The most important thing to remember about prehistoric humans
is that they were insignificant animals with no more impact on their environment
than gorillas, fireflies, or jellyfish.”
–Yuval Noah Harari, Sapiens: A Brief History of Humankind
How is it that a band of unexceptional animals wandering the savannah in East Africa became the rulers of the world? I’ve always been fascinated by this question, and have admired the efforts of archaeologists delving into the earth for answers. It’s a complex answer no doubt, but one of the qualities that must have made it possible is human imagination. When did humans become aware, creative and mindful, and where’s the proof?
When tangible proof was discovered, it came in the form of an ivory statuette found buried in a limestone cave in southwest Germany. The twelve-inch figurine, which has the body of a man and the head of a lion, is known as the “Lion Man of the Hohlenstein Stadel Caves.” Although not very catchy, the cumbersome name belies the incredible significance of the find.
After 40,000 years buried in cave mud, it’s surprising that the fragile mammoth ivory survived at all. Archaeologist Robert Wetzel discovered the original fragments in 1939, then he promptly marched off to war and it got stuffed in a drawer for 30 years. It took another 40 years years, but after repeated excavations and a painstaking restoration the astonishing importance of the find was finally realized.

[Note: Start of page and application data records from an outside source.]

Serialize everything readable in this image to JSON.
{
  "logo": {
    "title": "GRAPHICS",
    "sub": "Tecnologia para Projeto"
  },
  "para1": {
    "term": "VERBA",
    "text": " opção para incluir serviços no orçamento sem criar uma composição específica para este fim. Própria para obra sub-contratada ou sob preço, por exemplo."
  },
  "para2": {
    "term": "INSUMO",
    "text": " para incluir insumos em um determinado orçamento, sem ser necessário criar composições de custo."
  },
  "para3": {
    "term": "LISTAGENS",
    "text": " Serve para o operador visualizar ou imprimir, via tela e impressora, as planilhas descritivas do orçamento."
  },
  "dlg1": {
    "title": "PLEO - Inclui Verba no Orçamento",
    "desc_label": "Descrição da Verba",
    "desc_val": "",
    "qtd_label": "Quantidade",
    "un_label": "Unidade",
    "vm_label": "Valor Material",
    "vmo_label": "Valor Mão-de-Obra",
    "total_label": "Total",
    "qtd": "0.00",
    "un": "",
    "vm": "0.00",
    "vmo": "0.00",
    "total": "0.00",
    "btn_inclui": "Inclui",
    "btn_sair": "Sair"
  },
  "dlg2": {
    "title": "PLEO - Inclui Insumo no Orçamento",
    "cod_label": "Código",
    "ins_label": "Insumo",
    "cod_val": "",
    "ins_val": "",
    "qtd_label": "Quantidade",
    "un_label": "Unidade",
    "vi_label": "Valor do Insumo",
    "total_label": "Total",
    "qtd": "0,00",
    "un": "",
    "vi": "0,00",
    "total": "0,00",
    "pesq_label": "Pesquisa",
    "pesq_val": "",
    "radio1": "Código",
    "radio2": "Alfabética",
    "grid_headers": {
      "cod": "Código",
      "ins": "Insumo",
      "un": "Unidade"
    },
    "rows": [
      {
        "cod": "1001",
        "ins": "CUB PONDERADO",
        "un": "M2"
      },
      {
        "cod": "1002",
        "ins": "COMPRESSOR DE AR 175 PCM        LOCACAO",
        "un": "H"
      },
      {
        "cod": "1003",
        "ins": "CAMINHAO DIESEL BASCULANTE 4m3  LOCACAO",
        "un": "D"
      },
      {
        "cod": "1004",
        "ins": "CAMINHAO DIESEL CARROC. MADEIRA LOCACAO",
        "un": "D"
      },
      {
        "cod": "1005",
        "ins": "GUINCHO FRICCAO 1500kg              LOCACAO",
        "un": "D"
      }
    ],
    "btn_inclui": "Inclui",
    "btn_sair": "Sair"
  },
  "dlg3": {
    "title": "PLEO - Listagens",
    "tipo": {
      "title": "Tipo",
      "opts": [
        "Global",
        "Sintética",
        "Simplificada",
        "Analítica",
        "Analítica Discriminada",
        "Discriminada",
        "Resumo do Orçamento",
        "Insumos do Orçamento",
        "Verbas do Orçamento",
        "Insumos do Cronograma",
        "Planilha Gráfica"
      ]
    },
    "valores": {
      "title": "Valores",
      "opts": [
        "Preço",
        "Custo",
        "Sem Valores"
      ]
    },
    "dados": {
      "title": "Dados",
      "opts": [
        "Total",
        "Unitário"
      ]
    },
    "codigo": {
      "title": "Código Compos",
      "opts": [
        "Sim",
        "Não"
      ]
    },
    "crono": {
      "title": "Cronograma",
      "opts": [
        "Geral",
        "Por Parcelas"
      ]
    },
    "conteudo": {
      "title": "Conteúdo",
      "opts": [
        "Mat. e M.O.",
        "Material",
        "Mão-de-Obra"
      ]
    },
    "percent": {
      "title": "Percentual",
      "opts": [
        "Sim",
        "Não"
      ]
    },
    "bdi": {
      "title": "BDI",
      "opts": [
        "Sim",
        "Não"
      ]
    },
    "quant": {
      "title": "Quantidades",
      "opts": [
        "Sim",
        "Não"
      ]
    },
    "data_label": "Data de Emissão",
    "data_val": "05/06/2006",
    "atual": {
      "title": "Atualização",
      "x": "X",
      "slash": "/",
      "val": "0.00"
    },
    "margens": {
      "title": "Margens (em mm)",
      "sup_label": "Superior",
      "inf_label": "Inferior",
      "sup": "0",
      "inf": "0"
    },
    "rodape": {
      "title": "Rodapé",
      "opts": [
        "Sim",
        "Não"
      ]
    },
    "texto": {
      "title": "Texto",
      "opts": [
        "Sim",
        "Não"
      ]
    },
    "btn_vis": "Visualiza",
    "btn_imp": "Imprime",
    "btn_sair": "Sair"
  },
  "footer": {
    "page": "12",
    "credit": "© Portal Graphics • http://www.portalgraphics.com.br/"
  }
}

The completed statue has an ancient patina and rustic appeal, but it takes an expert eye and a bit of the archaeological backstory to truly appreciate its astounding significance for our knowledge of human history. For, as Harari says in Sapiens, “This is one of the first indisputable examples of art, and probably religion, and the ability of the human mind to imagine things that don’t really exist.”
Think about the full implications of the Lion Man for a moment and what it represents. Forty thousand years ago one of the first human artists, living among cave-dwelling hunter-gatherers, created a mental picture and then carved something that didn’t exist in nature: a fusion of man and animal.
The BBC Series Living with the Gods calls it an “imaginative leap,” and even though we know when it happened, we can’t answer why or what it meant to our distance ancestors. Was the Lion Man a deity, a benign protector, or a spirit guide? Regardless of the true meaning, for these early humans it was tangible proof of an intangible idea … and the beginnings of belief.
“Homo sapiens rules the world because it is the only animal that can
believe in things that exist purely in its own imagination,
such as gods, states, money and human rights.”
–Yuval Noah Harari
From the top of the pyramid, our modest beginnings are so far in the misty past that it’s easy to take for granted how far we’ve come. But our ability to visualize things in our mind, both good and bad, is one of the game-changing talents that made us human … and the Lion Man was the beginning.
Good Health and Happy Trails,
P.S. The seed of the idea for this post came from Yuval Noah Harari’s excellent, and wildly popular book Sapiens: A Brief History of Humankind. There’s a reason it was so successful, and for anyone interested in the story of human history and how we got where we are, it’s highly recommended.